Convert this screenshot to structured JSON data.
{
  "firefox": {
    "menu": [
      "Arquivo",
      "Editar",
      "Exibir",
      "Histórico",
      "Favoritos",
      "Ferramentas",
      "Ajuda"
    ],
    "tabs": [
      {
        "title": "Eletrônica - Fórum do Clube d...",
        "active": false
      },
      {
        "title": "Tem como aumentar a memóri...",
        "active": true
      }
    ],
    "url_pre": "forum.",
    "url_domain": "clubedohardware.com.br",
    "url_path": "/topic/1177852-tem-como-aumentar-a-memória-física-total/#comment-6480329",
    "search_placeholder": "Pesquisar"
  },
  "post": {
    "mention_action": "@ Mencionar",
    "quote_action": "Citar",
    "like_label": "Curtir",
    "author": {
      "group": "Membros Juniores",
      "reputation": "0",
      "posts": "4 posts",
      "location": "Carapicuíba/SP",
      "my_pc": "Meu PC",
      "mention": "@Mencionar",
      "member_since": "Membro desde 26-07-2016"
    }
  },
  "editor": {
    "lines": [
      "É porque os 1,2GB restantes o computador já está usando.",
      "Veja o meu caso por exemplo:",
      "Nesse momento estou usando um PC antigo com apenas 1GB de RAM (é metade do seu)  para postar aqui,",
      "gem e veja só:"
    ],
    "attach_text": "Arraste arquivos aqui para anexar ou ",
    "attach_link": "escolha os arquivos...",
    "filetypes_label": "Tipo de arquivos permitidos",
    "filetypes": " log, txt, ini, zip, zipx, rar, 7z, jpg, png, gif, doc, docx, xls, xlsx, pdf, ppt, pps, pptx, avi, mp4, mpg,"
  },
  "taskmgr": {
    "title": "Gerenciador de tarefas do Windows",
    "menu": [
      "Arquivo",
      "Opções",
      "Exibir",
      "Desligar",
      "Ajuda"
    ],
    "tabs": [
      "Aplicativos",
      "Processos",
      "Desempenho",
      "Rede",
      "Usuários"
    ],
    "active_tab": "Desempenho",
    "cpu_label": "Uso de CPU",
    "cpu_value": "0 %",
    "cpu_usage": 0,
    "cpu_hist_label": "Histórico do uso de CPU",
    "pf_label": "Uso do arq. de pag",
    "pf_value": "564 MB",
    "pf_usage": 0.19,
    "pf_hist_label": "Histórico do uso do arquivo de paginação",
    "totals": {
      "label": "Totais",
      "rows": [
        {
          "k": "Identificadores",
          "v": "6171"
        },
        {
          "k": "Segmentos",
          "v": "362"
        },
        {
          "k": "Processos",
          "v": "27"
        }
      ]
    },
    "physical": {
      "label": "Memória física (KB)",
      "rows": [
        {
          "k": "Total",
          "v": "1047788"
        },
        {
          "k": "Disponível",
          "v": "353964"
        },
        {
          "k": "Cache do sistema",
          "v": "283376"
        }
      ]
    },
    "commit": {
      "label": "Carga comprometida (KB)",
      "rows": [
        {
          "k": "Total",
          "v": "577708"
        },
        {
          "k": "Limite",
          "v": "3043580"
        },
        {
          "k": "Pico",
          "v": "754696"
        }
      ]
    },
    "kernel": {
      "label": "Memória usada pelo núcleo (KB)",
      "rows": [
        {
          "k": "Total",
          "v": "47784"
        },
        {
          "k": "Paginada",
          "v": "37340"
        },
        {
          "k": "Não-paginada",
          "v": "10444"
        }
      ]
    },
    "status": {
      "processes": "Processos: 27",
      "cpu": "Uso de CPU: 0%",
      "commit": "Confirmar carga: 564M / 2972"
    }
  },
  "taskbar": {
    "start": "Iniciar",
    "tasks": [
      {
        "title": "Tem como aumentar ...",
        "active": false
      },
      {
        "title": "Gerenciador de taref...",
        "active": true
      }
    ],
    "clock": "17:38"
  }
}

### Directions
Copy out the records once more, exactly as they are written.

### Response to the exercise
Convert this screenshot to structured JSON data.
{
  "firefox": {
    "menu": [
      "Arquivo",
      "Editar",
      "Exibir",
      "Histórico",
      "Favoritos",
      "Ferramentas",
      "Ajuda"
    ],
    "tabs": [
      {
        "title": "Eletrônica - Fórum do Clube d...",
        "active": false
      },
      {
        "title": "Tem como aumentar a memóri...",
        "active": true
      }
    ],
    "url_pre": "forum.",
    "url_domain": "clubedohardware.com.br",
    "url_path": "/topic/1177852-tem-como-aumentar-a-memória-física-total/#comment-6480329",
    "search_placeholder": "Pesquisar"
  },
  "post": {
    "mention_action": "@ Mencionar",
    "quote_action": "Citar",
    "like_label": "Curtir",
    "author": {
      "group": "Membros Juniores",
      "reputation": "0",
      "posts": "4 posts",
      "location": "Carapicuíba/SP",
      "my_pc": "Meu PC",
      "mention": "@Mencionar",
      "member_since": "Membro desde 26-07-2016"
    }
  },
  "editor": {
    "lines": [
      "É porque os 1,2GB restantes o computador já está usando.",
      "Veja o meu caso por exemplo:",
      "Nesse momento estou usando um PC antigo com apenas 1GB de RAM (é metade do seu)  para postar aqui,",
      "gem e veja só:"
    ],
    "attach_text": "Arraste arquivos aqui para anexar ou ",
    "attach_link": "escolha os arquivos...",
    "filetypes_label": "Tipo de arquivos permitidos",
    "filetypes": " log, txt, ini, zip, zipx, rar, 7z, jpg, png, gif, doc, docx, xls, xlsx, pdf, ppt, pps, pptx, avi, mp4, mpg,"
  },
  "taskmgr": {
    "title": "Gerenciador de tarefas do Windows",
    "menu": [
      "Arquivo",
      "Opções",
      "Exibir",
      "Desligar",
      "Ajuda"
    ],
    "tabs": [
      "Aplicativos",
      "Processos",
      "Desempenho",
      "Rede",
      "Usuários"
    ],
    "active_tab": "Desempenho",
    "cpu_label": "Uso de CPU",
    "cpu_value": "0 %",
    "cpu_usage": 0,
    "cpu_hist_label": "Histórico do uso de CPU",
    "pf_label": "Uso do arq. de pag",
    "pf_value": "564 MB",
    "pf_usage": 0.19,
    "pf_hist_label": "Histórico do uso do arquivo de paginação",
    "totals": {
      "label": "Totais",
      "rows": [
        {
          "k": "Identificadores",
          "v": "6171"
        },
        {
          "k": "Segmentos",
          "v": "362"
        },
        {
          "k": "Processos",
          "v": "27"
        }
      ]
    },
    "physical": {
      "label": "Memória física (KB)",
      "rows": [
        {
          "k": "Total",
          "v": "1047788"
        },
        {
          "k": "Disponível",
          "v": "353964"
        },
        {
          "k": "Cache do sistema",
          "v": "283376"
        }
      ]
    },
    "commit": {
      "label": "Carga comprometida (KB)",
      "rows": [
        {
          "k": "Total",
          "v": "577708"
        },
        {
          "k": "Limite",
          "v": "3043580"
        },
        {
          "k": "Pico",
          "v": "754696"
        }
      ]
    },
    "kernel": {
      "label": "Memória usada pelo núcleo (KB)",
      "rows": [
        {
          "k": "Total",
          "v": "47784"
        },
        {
          "k": "Paginada",
          "v": "37340"
        },
        {
          "k": "Não-paginada",
          "v": "10444"
        }
      ]
    },
    "status": {
      "processes": "Processos: 27",
      "cpu": "Uso de CPU: 0%",
      "commit": "Confirmar carga: 564M / 2972"
    }
  },
  "taskbar": {
    "start": "Iniciar",
    "tasks": [
      {
        "title": "Tem como aumentar ...",
        "active": false
      },
      {
        "title": "Gerenciador de taref...",
        "active": true
      }
    ],
    "clock": "17:38"
  }
}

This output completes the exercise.